Date: Tue, 19 Aug 1997 07:04:13 -0700
 From: Susan Lehman (lehman@physics.unc.edu)
 My new favorite recipe comes from Cook's Illustrated magazine 
 (interesting magazine, but very meaty and high-fat).  They describe the 
 bread as "the kind where the first bite hits you with a heady burst of 
 crackle and chew, an inspired whiff of yeast and a hint of sourness.  I 
 didn't want a tea party sandwich loaf; I wanted peasant cooking, the kind 
 of bread that, when sliced and stuffed into a basket at a 
 white-tablecloth restaurant, looks like Hercules at a tea party."
  From that description (and the fact that I made it without a mixer, 
 stirring for 15 minutes, while Hercules: The Legendary Journeys was on 
 TV) comes my nickname for the bread.
 Note: the recipe calls for no hand kneading, since the wet texture of the 
 dough gives the bread its texture.  I don't have a mixer, so I stir it 
 with my wooden spoon, and it turns out fine.  It also should be baked on 
 a pizza stone, which I do have (and highly recommend) so I'm not sure 
 about any substitutions there.  
 Rustic Country Bread (Hercules Bread)
 1/2 tsp. active dry yeast (not rapid rise)
 1 C. tap water
 4 1/2 C. bread flour, divided
 1 C. whole wheat flour
 1/2 C. rye flour
 1 1/3 C. tap water
 2 Tbs. honey
 1 Tbs. kosher salt (or 2 tsp. table salt)
 Coarse cornmeal for sprinkling on the peel
    Dissolve yeast into 1 C. tap water in a medium-size bowl.  Mix in 
 1 C. bread flour and the whole wheat flour to create a stiff, wet dough.  
 Cover with plastic wrap; let sit at room temperature for at least 5 

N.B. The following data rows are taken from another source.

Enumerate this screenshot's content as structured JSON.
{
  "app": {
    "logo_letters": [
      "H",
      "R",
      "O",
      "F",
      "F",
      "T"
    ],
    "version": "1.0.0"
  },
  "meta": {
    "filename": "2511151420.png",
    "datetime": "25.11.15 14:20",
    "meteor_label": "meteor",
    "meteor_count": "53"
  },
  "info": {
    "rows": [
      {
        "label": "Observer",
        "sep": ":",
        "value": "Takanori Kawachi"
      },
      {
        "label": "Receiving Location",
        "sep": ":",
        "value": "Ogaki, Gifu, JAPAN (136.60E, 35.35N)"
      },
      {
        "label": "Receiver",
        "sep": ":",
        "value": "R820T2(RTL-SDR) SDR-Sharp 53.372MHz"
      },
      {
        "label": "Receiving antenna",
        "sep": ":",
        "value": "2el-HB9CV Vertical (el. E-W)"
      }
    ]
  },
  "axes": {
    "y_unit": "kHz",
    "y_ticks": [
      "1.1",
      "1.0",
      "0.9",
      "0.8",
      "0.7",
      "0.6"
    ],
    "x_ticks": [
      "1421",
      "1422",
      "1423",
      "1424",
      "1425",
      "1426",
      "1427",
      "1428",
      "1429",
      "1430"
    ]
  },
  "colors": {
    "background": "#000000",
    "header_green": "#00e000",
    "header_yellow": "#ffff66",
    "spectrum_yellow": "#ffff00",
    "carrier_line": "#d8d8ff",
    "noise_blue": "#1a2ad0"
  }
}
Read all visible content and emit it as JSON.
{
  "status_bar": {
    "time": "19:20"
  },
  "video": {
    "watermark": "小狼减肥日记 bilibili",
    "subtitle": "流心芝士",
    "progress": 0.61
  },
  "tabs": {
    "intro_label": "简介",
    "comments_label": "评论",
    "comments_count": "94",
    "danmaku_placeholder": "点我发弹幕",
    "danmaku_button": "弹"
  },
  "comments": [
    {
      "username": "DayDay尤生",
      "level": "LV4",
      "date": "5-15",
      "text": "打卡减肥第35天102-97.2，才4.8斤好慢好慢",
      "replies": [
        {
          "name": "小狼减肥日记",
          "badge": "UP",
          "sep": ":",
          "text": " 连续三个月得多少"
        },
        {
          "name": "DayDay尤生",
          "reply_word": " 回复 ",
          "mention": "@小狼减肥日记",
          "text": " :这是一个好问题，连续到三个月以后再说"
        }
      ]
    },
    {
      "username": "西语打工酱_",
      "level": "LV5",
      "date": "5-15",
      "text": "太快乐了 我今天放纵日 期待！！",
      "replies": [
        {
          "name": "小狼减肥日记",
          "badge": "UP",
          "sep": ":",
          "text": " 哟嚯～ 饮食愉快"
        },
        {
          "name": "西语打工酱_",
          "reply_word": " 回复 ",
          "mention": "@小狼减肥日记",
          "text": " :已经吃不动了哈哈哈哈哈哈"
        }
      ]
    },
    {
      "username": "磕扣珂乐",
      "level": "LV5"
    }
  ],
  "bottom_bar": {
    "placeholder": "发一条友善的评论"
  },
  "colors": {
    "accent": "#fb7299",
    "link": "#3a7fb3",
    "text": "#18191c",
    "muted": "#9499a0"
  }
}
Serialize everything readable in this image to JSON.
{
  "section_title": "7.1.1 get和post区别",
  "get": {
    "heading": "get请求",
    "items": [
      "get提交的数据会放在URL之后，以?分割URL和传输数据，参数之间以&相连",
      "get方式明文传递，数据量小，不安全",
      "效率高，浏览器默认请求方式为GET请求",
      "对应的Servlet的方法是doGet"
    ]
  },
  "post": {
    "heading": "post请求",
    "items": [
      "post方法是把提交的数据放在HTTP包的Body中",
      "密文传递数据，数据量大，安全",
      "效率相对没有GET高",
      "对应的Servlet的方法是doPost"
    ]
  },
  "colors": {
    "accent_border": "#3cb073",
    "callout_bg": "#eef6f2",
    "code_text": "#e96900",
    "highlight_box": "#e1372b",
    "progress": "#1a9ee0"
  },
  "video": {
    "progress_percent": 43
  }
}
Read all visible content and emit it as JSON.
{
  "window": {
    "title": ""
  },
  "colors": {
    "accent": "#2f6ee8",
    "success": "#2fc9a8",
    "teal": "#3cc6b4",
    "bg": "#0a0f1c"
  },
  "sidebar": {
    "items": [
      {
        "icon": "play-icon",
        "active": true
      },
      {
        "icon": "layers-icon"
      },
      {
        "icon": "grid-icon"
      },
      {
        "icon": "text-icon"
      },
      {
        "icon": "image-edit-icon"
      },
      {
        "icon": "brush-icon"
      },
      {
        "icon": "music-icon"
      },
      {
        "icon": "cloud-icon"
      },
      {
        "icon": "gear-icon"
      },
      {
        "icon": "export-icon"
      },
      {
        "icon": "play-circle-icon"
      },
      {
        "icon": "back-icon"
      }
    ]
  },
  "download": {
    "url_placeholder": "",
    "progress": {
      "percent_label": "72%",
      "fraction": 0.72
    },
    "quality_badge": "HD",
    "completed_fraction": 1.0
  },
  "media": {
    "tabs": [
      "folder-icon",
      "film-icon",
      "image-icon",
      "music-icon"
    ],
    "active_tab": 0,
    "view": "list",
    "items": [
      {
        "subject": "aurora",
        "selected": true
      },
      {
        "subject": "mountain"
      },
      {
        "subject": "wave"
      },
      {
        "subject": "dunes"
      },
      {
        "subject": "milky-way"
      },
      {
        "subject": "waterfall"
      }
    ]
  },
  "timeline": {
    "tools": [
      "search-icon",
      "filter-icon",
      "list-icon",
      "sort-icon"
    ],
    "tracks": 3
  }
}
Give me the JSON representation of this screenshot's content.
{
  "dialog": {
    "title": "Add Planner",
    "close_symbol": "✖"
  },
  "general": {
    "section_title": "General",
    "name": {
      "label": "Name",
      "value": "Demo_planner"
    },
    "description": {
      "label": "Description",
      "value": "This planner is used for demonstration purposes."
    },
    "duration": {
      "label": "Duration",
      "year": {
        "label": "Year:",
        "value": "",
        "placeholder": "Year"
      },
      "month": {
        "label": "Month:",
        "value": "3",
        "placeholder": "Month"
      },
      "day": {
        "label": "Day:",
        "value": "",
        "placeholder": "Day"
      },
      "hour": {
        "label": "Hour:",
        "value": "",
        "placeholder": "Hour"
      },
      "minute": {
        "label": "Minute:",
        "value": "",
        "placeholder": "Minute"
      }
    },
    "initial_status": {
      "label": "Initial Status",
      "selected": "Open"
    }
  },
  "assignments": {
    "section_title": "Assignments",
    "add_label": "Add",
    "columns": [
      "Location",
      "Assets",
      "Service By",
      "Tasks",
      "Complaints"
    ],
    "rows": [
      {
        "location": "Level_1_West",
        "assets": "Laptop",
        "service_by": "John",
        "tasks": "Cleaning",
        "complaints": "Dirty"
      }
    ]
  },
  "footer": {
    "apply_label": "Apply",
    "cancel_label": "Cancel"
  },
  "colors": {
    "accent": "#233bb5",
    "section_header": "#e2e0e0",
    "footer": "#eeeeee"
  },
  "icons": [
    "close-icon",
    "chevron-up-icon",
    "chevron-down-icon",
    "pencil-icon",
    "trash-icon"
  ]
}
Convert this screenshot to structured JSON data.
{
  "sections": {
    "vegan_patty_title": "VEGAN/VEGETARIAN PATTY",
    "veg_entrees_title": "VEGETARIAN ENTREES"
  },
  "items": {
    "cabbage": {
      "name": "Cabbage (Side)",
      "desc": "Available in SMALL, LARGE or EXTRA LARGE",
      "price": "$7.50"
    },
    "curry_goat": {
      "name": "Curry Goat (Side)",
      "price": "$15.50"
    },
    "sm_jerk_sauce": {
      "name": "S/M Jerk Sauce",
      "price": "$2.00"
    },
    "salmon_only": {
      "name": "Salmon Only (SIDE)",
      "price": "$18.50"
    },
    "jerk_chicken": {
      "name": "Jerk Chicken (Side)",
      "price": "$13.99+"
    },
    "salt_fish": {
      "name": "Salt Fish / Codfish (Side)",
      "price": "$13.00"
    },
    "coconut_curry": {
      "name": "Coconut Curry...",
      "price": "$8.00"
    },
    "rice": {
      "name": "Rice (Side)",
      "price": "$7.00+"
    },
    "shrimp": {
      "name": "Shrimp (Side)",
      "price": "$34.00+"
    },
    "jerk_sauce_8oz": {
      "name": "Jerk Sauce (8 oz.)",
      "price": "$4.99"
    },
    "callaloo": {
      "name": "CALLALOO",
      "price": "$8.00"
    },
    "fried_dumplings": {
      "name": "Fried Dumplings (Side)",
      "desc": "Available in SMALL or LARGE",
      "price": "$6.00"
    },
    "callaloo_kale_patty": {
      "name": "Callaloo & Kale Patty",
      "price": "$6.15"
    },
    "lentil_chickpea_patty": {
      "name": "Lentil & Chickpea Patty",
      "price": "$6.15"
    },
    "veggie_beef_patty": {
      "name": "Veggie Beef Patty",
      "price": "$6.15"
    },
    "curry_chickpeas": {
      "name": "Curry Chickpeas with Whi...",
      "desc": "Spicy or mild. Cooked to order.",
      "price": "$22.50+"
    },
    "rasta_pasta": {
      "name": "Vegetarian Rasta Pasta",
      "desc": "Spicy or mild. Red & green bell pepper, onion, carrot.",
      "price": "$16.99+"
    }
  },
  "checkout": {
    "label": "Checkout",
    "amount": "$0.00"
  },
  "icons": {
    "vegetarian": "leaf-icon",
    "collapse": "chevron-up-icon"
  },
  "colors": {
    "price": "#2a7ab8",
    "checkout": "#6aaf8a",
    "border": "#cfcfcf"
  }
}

 hours, preferably overnight. (Can be refrigerated, but return to room 
 temp before continuing recipe).
   Mix remaining 3 1/2 C. bread flour, 1/2 C. rye flour, 1 1/3 C. water, 
 honey, and the sponge with rubber spatula [**I used a wooden spoon] in 
 the bowl of an electric mixer.  Knead, using dough-hook attachment, on 
 lowest speed until dough is smooth, about 15 minutes, adding SALT during 
 final 3 minutes [**don't forget--I did once].  Transfer dough to large 
 bowl; cover with plastic wrap and let rise until tripled, at least 2 hours.
   Turn dough onto a lightly floured surface.  Lightly dust hands and top 
 of dough with flour.  Lightly press dough into a large disk and fold the 
 edges into the center, overlapping edges slightly.  Transfer dough, 
 smooth side down, to colander or basket lined with heavily floured 
 muslin.  Cover loosely with large sheet of aluminum foil; let rise until 
 almost doubled, at least 45 minutes.  As soon as the dough begins to 
 rise, adjust oven rack to low-center position and arrange quarry tiles or 
 pizza stone on rack (minimum size 18x12). On the lowest oven rack, place 
 a small baking pan or cast-iron skillet to hold water.  Heat oven to 450 
    Sprinkle coarse cornmeal liberally over surface of peel (or rimless 
 cookie sheet).  Invert dough onto peel and remove muslin.  Use scissors 
 or serrated knife to cut three slashes on top of dough.  Slide dough from 
 the peel onto tiles.  Wearing oven mitts, carefully add 2 cups of hot 
 water to the pan or skillet.  Bake until an instant-read thermometer 
 inserted in bread registers 210 degrees [**I don't have one] and crust is 
 very dark brown, 35 to 40 minutes, turning bread around after 25 minutes 
 if not browning evenly.  Turn oven off, open door, and let bread remain 
 in oven 10 minutes longer.  Remove from oven, then let cool to room 
 temperature before slicing, about 2 hours.
 [**I just estimate when it's done, since my thermometer doesn't react to 
 the temperature change fast enough.  I know the recipe looks long, but 
 it's really very easy (especially if you have a mixer!).  I love this 
 bread--I've been looking for this type of bread with the chewy texture 
 and large holes for a while.]
 kwhoney honey